I do tell people to turn a mare out with other mares if you think she is going to foal and you cannot watch her! This is probably the opposite of what you would think, but here is my reasoning. If a mare is up in a stall where she is comfortable and feels safe, she might not get up immediately after foaling. What happens next is you have a foal that is in the placenta, or bag as it can be called, and it might not be able to get out. A Miniature mare's bag is a thick as that of a large horse. A Miniature foal doesn't always have the strength to get out of the bag like a large horse foal does. If you have ever tried to tear a placenta you know it is not always easy to do. Unfortunately, if the newborn foal can't get the bag torn, they will suffocate and die. If you need to turn the mare out, make sure she is in a safe area where dogs and predators can't get to the new foal. If a mare is out with other mares and lays down to foal, she will probably get up immediately after foaling because her natural instincts tell her she needs to protect her foal from the other mares. Most of the time when the mare stands up, the placenta breaks and the baby is able to breathe. You are letting Mother Nature take its course of protection.

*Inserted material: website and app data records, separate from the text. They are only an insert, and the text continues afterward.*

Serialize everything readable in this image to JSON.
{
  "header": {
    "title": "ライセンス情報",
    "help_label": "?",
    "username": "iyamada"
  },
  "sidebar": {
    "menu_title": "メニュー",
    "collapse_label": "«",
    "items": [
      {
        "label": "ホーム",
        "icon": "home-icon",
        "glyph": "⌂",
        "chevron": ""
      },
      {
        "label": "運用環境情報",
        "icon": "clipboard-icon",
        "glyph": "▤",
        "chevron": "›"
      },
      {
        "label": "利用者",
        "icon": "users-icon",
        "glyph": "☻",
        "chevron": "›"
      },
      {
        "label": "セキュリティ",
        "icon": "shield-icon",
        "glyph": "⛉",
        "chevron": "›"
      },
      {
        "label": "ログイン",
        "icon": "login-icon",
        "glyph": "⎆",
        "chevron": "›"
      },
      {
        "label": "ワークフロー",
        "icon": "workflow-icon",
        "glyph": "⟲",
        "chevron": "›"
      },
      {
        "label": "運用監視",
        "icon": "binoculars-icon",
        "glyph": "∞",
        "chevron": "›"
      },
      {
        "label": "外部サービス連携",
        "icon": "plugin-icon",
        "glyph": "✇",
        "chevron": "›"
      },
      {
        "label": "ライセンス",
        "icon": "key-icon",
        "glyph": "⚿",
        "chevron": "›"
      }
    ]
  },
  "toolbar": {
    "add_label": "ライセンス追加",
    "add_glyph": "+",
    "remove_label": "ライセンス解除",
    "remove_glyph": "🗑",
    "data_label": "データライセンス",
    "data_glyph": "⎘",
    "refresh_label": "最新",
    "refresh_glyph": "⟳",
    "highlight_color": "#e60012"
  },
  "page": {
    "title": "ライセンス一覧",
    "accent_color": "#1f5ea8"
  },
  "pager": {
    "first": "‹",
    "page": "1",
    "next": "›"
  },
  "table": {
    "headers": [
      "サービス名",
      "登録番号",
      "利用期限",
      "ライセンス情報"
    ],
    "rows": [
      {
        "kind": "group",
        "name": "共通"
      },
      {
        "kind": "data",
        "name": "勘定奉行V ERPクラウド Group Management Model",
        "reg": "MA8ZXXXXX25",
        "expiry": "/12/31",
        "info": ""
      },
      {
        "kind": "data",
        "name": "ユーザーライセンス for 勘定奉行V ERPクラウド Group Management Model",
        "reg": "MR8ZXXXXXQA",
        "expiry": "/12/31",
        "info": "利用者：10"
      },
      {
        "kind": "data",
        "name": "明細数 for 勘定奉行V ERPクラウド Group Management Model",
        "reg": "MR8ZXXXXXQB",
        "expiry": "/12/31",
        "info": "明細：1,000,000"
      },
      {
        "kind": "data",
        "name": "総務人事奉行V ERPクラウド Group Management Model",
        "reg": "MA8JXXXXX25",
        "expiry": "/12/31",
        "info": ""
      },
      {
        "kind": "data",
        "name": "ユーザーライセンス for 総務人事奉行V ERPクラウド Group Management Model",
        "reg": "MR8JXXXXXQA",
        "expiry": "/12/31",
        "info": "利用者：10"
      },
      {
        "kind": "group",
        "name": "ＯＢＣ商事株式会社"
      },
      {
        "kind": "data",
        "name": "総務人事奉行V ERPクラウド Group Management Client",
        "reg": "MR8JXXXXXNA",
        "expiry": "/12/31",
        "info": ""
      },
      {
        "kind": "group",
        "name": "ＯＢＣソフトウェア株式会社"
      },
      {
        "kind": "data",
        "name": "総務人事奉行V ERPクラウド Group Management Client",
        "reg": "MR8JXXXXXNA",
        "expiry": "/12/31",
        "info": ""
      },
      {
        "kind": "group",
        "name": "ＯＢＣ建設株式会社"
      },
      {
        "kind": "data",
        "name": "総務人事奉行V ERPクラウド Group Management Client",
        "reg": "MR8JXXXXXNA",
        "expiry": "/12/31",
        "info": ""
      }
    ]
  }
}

If you follow these steps before foaling season and right up until your mares deliver, you should be prepared for anything. I could go on to talk about delivery and after foaling care, but that's a whole different article. Always consult your Veterinarian if you have any questions or problems. I hope everyone has a wonderful foaling season with lots of beautiful babies safely on the ground.